The Pittsburgh Steelers have gotten some dismal defensive performances as of late. Should rookie linebacker Buddy Johnson be given a bigger shot?
Despite their investments into the position, the combination of Devin Bush and Joe Schobert for the Pittsburgh Steelers this year has been nothing short of disastrous. Kevin Colbert spent elite draft capital on Bush in the 2019 NFL Draft, while the team decided to trade for Schobert’s sizable contract in hopes to give the defense a boost.
Sadly, things have gotten much worse this year. While there are other contributing factors (like the loss of Stephon Tuitt and Tyson Alualu on the defensive line), Bush and Schobert simply haven’t played well at all.
When it comes to stopping the run or defending the pass, Pittsburgh’s off-ball linebackers look completely lost and the splash plays have been almost non-existent. Because of the trainwreck, we have witnessed from this pairing during the 2021 season, it seems necessary to ask: should the Steelers give rookie Buddy Johnson a chance with the starters?
This notion is sure to stir up a little controversy, but at what point do we try to look for a solution to the problem? Though the first 13 games of the NFL season, Schobert has earned a below-average overall grade, according to Pro Football Focus, and Bush’s grade is good for one of the worst of 83 qualifying linebackers.

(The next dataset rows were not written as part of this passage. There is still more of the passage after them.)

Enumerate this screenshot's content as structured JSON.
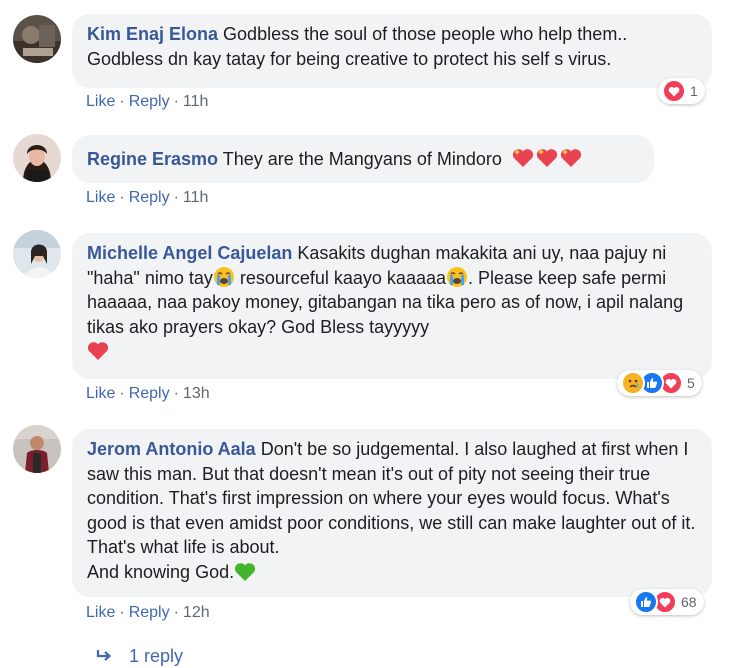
{
  "action_labels": {
    "like": "Like",
    "reply": "Reply",
    "separator": "·"
  },
  "comments": [
    {
      "author": "Kim Enaj Elona",
      "text": "Godbless the soul of those people who help them.. Godbless dn kay tatay for being creative to protect his self s virus.",
      "time": "11h",
      "reactions": [
        "love-react-icon"
      ],
      "reaction_count": "1"
    },
    {
      "author": "Regine Erasmo",
      "text": "They are the Mangyans of Mindoro",
      "emoji_suffix": [
        "sparkling-heart-icon",
        "sparkling-heart-icon",
        "sparkling-heart-icon"
      ],
      "time": "11h"
    },
    {
      "author": "Michelle Angel Cajuelan",
      "text_part1": "Kasakits dughan makakita ani uy, naa pajuy ni \"haha\" nimo tay",
      "text_part2": " resourceful kaayo kaaaaa",
      "text_part3": ". Please keep safe permi haaaaa, naa pakoy money, gitabangan na tika pero as of now, i apil nalang tikas ako prayers okay? God Bless tayyyyy",
      "time": "13h",
      "reactions": [
        "sad-react-icon",
        "like-react-icon",
        "love-react-icon"
      ],
      "reaction_count": "5"
    },
    {
      "author": "Jerom Antonio Aala",
      "text": "Don't be so judgemental. I also laughed at first when I saw this man. But that doesn't mean it's out of pity not seeing their true condition. That's first impression on where your eyes would focus. What's good is that even amidst poor conditions, we still can make laughter out of it. That's what life is about.",
      "text_line2": "And knowing God.",
      "time": "12h",
      "reactions": [
        "like-react-icon",
        "love-react-icon"
      ],
      "reaction_count": "68"
    }
  ],
  "replies_link": "1 reply",
  "colors": {
    "author": "#385898",
    "bubble": "#f2f3f5",
    "link": "#4267b2",
    "meta": "#606770",
    "like_blue": "#1877f2",
    "love_red": "#f33e58",
    "sad_yellow": "#f7b125"
  }
}
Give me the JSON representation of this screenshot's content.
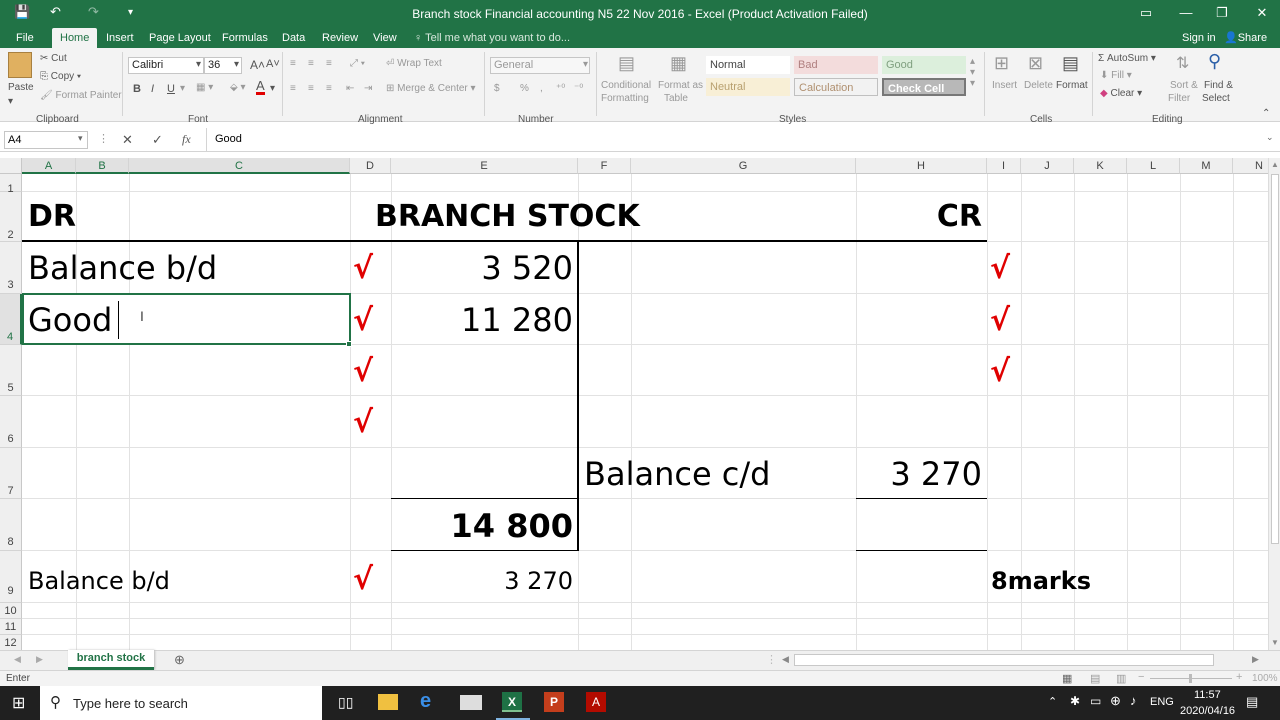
{
  "title": "Branch stock Financial accounting N5 22 Nov 2016 - Excel (Product Activation Failed)",
  "qat": {
    "save": "💾",
    "undo": "↶",
    "redo": "↷"
  },
  "account": {
    "signin": "Sign in",
    "share": "Share"
  },
  "tabs": [
    "File",
    "Home",
    "Insert",
    "Page Layout",
    "Formulas",
    "Data",
    "Review",
    "View"
  ],
  "tell_me": "Tell me what you want to do...",
  "ribbon": {
    "clipboard": {
      "paste": "Paste",
      "cut": "Cut",
      "copy": "Copy",
      "format_painter": "Format Painter",
      "group": "Clipboard"
    },
    "font": {
      "name": "Calibri",
      "size": "36",
      "group": "Font",
      "bold": "B",
      "italic": "I",
      "underline": "U"
    },
    "alignment": {
      "wrap": "Wrap Text",
      "merge": "Merge & Center",
      "group": "Alignment"
    },
    "number": {
      "format": "General",
      "group": "Number",
      "currency": "$",
      "percent": "%",
      "comma": ","
    },
    "styles": {
      "cond_1": "Conditional",
      "cond_2": "Formatting",
      "table_1": "Format as",
      "table_2": "Table",
      "normal": "Normal",
      "bad": "Bad",
      "good": "Good",
      "neutral": "Neutral",
      "calculation": "Calculation",
      "check_cell": "Check Cell",
      "group": "Styles"
    },
    "cells": {
      "insert": "Insert",
      "delete": "Delete",
      "format": "Format",
      "group": "Cells"
    },
    "editing": {
      "autosum": "AutoSum",
      "fill": "Fill",
      "clear": "Clear",
      "sort_1": "Sort &",
      "sort_2": "Filter",
      "find_1": "Find &",
      "find_2": "Select",
      "group": "Editing"
    }
  },
  "formula_bar": {
    "name_box": "A4",
    "cancel": "✕",
    "enter": "✓",
    "fx": "fx",
    "content": "Good"
  },
  "columns": [
    "A",
    "B",
    "C",
    "D",
    "E",
    "F",
    "G",
    "H",
    "I",
    "J",
    "K",
    "L",
    "M",
    "N"
  ],
  "rows": [
    "1",
    "2",
    "3",
    "4",
    "5",
    "6",
    "7",
    "8",
    "9",
    "10",
    "11",
    "12"
  ],
  "cells": {
    "dr": "DR",
    "branch_stock": "BRANCH STOCK",
    "cr": "CR",
    "bal_bd": "Balance b/d",
    "val_3520": "3 520",
    "good": "Good",
    "val_11280": "11 280",
    "bal_cd": "Balance c/d",
    "val_3270_cr": "3 270",
    "total": "14 800",
    "bal_bd_2": "Balance b/d",
    "val_3270": "3 270",
    "marks": "8marks"
  },
  "tick": "√",
  "sheet_tab": "branch stock",
  "status": "Enter",
  "zoom": "100%",
  "taskbar": {
    "search": "Type here to search",
    "lang": "ENG",
    "time": "11:57",
    "date": "2020/04/16"
  },
  "colors": {
    "excel_green": "#217346",
    "tick_red": "#e00000"
  }
}
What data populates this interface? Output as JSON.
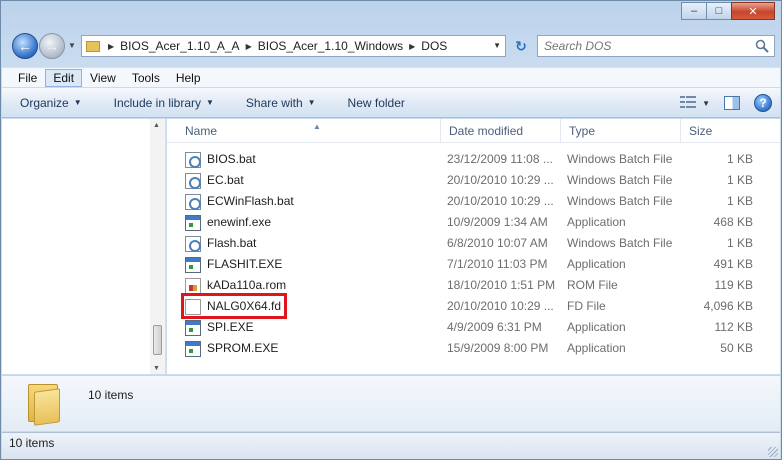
{
  "window": {
    "caption_buttons": [
      "minimize-icon",
      "maximize-icon",
      "close-icon"
    ]
  },
  "nav": {
    "breadcrumbs": [
      "BIOS_Acer_1.10_A_A",
      "BIOS_Acer_1.10_Windows",
      "DOS"
    ],
    "search_placeholder": "Search DOS"
  },
  "menu": [
    "File",
    "Edit",
    "View",
    "Tools",
    "Help"
  ],
  "menu_active": "Edit",
  "commands": [
    "Organize",
    "Include in library",
    "Share with",
    "New folder"
  ],
  "columns": {
    "name": "Name",
    "date": "Date modified",
    "type": "Type",
    "size": "Size"
  },
  "files": [
    {
      "name": "BIOS.bat",
      "date": "23/12/2009 11:08 ...",
      "type": "Windows Batch File",
      "size": "1 KB",
      "icon": "bat"
    },
    {
      "name": "EC.bat",
      "date": "20/10/2010 10:29 ...",
      "type": "Windows Batch File",
      "size": "1 KB",
      "icon": "bat"
    },
    {
      "name": "ECWinFlash.bat",
      "date": "20/10/2010 10:29 ...",
      "type": "Windows Batch File",
      "size": "1 KB",
      "icon": "bat"
    },
    {
      "name": "enewinf.exe",
      "date": "10/9/2009 1:34 AM",
      "type": "Application",
      "size": "468 KB",
      "icon": "exe"
    },
    {
      "name": "Flash.bat",
      "date": "6/8/2010 10:07 AM",
      "type": "Windows Batch File",
      "size": "1 KB",
      "icon": "bat"
    },
    {
      "name": "FLASHIT.EXE",
      "date": "7/1/2010 11:03 PM",
      "type": "Application",
      "size": "491 KB",
      "icon": "exe"
    },
    {
      "name": "kADa110a.rom",
      "date": "18/10/2010 1:51 PM",
      "type": "ROM File",
      "size": "119 KB",
      "icon": "rom"
    },
    {
      "name": "NALG0X64.fd",
      "date": "20/10/2010 10:29 ...",
      "type": "FD File",
      "size": "4,096 KB",
      "icon": "fd",
      "highlighted": true
    },
    {
      "name": "SPI.EXE",
      "date": "4/9/2009 6:31 PM",
      "type": "Application",
      "size": "112 KB",
      "icon": "exe"
    },
    {
      "name": "SPROM.EXE",
      "date": "15/9/2009 8:00 PM",
      "type": "Application",
      "size": "50 KB",
      "icon": "exe"
    }
  ],
  "details": {
    "item_count": "10 items"
  },
  "status": {
    "text": "10 items"
  },
  "colors": {
    "highlight": "#e0141b",
    "accent": "#2e6cc7"
  }
}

While these players have combined for over 1,500 snaps this season, rookie Buddy Johnson has seen just 6. Considering the absurd level of struggles both Bush and Schobert have had, perhaps it’s time for Johnson to get a shot.
Does Johnson deserve a shot with Steelers starters?
Obviously, this is a lot to ask of a fourth-round rookie linebacker to step in and play on a defense that has been decimated by injuries this year… But could the results really be much worse than what we have seen?
At the very least, Johnson might be able to help stop the bleeding in Pittsburgh’s porous run defense. According to Team Rankings, Pittsburgh is currently one of the worst teams in the NFL in rushing yards allowed and yards per attempt allowed — something that is very uncharacteristic of a Steelers team. Perhaps they are missing a Vince Williams-type player more than they thought they would.
Johnson fits that same mold. Though he didn’t measure in very big at his Pro Day (6’0 1/2” and 229 lbs), Johnson specialized at coming downhill in college and stopping the run. Though his instincts were deemed questionable, he’s a terrific athlete who can flow to the ball and is a sure tackler.
If the Steelers were to give Johnson a shot, the question then becomes: who do they take off the field? Perhaps Pittsburgh would be willing to go with more of a committee approach at inside linebacker — depending on the down, distance, and game situation. By doing so, it could help keep their players fresher in the middle of the field.
I haven’t necessarily seen any reason why we should believe that Buddy Johnson will be a better option than Devin Bush or Joe Schobert, but from what we have seen, it might be hard to be worse. At the very least, perhaps Johnson should work into a rotation so the Steelers can see what they have in him.